Over half the prisons in England and Wales are officially overcrowded, a penal reform group claimed as prison numbers reached an all-time high.
The Home Office predicts prison numbers will rise to 90,000 by 2010
With a record prison population of 76,897, the Prison Reform Trust said 74 of 142 jails were operating at over the government's certified occupancy level.
And 15 had too many inmates to meet safe overcrowding limits, it added.
The Home Office said no prison operated at above safe population limits and that the figures were misleading.
According to Home Office projections, the prison population could top 90,000 by the end of the decade.
And the trust claims that prisons are currently coping with 10,000 more prisoners than they were designed to hold.
Trust director Juliet Lyon said the government had become complacent about the problem of prison overcrowding and was now "breaching its own final buffer".
"This level of overcrowding poses a real and serious danger to prison and public safety.
"The summer holiday season usually gives prisons a respite while the courts take their break, instead the population is growing month on month.
"Even in the quietest months of the year, pressure is still building up within prisons."
A Home Office spokeswoman said some prisons may exceed what is termed their "certified normal accommodation" - the figure at which the prison operates comfortably.
But she said: "We do not operate above the operational capacity of any establishment.
"The operational capacity is the total number of prisoners which an establishment can hold without serious risk to good order, security and the proper running of the planned regime."
On some occasions, however, prisons were wrongly listed as having populations higher than their operational capacity, she said.
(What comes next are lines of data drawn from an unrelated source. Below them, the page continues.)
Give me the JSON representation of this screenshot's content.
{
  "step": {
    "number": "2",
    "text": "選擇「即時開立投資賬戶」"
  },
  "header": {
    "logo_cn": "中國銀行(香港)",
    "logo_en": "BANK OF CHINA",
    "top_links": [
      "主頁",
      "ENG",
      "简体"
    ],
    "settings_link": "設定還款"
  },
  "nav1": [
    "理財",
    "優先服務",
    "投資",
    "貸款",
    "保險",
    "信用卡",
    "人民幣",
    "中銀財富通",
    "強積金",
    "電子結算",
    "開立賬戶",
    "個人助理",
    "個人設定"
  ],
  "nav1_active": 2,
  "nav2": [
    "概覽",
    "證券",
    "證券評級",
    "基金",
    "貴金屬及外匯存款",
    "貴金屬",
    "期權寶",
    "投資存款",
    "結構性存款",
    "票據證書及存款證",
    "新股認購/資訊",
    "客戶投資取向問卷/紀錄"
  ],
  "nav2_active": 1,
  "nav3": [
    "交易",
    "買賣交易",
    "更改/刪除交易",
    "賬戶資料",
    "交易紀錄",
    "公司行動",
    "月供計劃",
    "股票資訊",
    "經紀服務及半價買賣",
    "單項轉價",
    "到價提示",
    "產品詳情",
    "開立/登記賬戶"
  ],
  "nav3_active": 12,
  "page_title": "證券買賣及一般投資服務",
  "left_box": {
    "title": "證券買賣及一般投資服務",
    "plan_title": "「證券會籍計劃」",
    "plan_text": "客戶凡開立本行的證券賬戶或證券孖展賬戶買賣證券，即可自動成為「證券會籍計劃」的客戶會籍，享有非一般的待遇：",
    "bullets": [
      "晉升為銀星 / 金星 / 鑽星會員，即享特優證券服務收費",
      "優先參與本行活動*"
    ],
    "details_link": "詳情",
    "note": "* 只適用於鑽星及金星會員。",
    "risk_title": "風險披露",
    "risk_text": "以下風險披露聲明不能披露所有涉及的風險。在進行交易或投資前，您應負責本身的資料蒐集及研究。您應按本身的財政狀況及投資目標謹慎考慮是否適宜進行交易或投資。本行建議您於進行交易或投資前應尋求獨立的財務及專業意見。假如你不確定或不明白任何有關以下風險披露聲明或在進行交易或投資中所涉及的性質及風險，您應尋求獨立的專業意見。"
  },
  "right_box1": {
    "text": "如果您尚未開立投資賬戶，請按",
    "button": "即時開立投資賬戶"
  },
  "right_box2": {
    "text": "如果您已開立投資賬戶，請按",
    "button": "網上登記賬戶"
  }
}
The reason for this was because some prisoners were actually absent on authorised absences, such as being out on temporary licence, but were still recorded as part of the prison population, she added.